Instructions for the task. Repeat all the data that appears below, keeping it exact.

Start of Block

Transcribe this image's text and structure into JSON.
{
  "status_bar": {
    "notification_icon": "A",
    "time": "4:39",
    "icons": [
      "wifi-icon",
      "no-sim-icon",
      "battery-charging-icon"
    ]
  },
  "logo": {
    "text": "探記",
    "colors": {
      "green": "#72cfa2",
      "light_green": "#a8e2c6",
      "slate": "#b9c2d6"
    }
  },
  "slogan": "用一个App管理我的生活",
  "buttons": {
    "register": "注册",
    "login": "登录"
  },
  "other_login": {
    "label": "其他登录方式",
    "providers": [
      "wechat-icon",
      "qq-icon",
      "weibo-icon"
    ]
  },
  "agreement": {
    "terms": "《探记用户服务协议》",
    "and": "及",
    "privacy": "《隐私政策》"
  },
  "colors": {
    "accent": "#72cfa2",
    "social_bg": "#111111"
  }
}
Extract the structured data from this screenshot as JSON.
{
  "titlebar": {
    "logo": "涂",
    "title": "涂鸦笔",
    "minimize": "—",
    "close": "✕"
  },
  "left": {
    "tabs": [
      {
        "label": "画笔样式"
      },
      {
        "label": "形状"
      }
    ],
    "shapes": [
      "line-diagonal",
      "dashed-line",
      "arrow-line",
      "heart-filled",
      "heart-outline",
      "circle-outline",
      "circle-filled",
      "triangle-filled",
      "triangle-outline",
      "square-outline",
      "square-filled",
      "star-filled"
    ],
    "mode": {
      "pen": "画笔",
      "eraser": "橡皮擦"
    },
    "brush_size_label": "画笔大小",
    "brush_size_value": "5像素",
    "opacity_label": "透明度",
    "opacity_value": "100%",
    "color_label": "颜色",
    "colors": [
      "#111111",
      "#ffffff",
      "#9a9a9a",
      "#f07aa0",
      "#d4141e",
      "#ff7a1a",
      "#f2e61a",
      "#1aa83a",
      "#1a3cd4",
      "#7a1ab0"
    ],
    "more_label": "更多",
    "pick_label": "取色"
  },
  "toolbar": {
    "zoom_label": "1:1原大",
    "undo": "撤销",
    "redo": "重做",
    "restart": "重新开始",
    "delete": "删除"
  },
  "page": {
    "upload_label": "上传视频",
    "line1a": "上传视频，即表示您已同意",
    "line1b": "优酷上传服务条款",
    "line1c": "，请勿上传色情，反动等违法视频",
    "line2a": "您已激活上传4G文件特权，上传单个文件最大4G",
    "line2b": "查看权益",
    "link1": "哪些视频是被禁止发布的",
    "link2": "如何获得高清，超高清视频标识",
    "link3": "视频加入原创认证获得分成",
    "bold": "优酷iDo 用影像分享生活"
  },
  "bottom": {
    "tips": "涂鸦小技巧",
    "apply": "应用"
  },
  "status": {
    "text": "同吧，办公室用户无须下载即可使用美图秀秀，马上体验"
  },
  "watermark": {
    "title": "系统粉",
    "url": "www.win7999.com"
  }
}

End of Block

Output of the task.
Transcribe this image's text and structure into JSON.
{
  "status_bar": {
    "notification_icon": "A",
    "time": "4:39",
    "icons": [
      "wifi-icon",
      "no-sim-icon",
      "battery-charging-icon"
    ]
  },
  "logo": {
    "text": "探記",
    "colors": {
      "green": "#72cfa2",
      "light_green": "#a8e2c6",
      "slate": "#b9c2d6"
    }
  },
  "slogan": "用一个App管理我的生活",
  "buttons": {
    "register": "注册",
    "login": "登录"
  },
  "other_login": {
    "label": "其他登录方式",
    "providers": [
      "wechat-icon",
      "qq-icon",
      "weibo-icon"
    ]
  },
  "agreement": {
    "terms": "《探记用户服务协议》",
    "and": "及",
    "privacy": "《隐私政策》"
  },
  "colors": {
    "accent": "#72cfa2",
    "social_bg": "#111111"
  }
}
Extract the structured data from this screenshot as JSON.
{
  "titlebar": {
    "logo": "涂",
    "title": "涂鸦笔",
    "minimize": "—",
    "close": "✕"
  },
  "left": {
    "tabs": [
      {
        "label": "画笔样式"
      },
      {
        "label": "形状"
      }
    ],
    "shapes": [
      "line-diagonal",
      "dashed-line",
      "arrow-line",
      "heart-filled",
      "heart-outline",
      "circle-outline",
      "circle-filled",
      "triangle-filled",
      "triangle-outline",
      "square-outline",
      "square-filled",
      "star-filled"
    ],
    "mode": {
      "pen": "画笔",
      "eraser": "橡皮擦"
    },
    "brush_size_label": "画笔大小",
    "brush_size_value": "5像素",
    "opacity_label": "透明度",
    "opacity_value": "100%",
    "color_label": "颜色",
    "colors": [
      "#111111",
      "#ffffff",
      "#9a9a9a",
      "#f07aa0",
      "#d4141e",
      "#ff7a1a",
      "#f2e61a",
      "#1aa83a",
      "#1a3cd4",
      "#7a1ab0"
    ],
    "more_label": "更多",
    "pick_label": "取色"
  },
  "toolbar": {
    "zoom_label": "1:1原大",
    "undo": "撤销",
    "redo": "重做",
    "restart": "重新开始",
    "delete": "删除"
  },
  "page": {
    "upload_label": "上传视频",
    "line1a": "上传视频，即表示您已同意",
    "line1b": "优酷上传服务条款",
    "line1c": "，请勿上传色情，反动等违法视频",
    "line2a": "您已激活上传4G文件特权，上传单个文件最大4G",
    "line2b": "查看权益",
    "link1": "哪些视频是被禁止发布的",
    "link2": "如何获得高清，超高清视频标识",
    "link3": "视频加入原创认证获得分成",
    "bold": "优酷iDo 用影像分享生活"
  },
  "bottom": {
    "tips": "涂鸦小技巧",
    "apply": "应用"
  },
  "status": {
    "text": "同吧，办公室用户无须下载即可使用美图秀秀，马上体验"
  },
  "watermark": {
    "title": "系统粉",
    "url": "www.win7999.com"
  }
}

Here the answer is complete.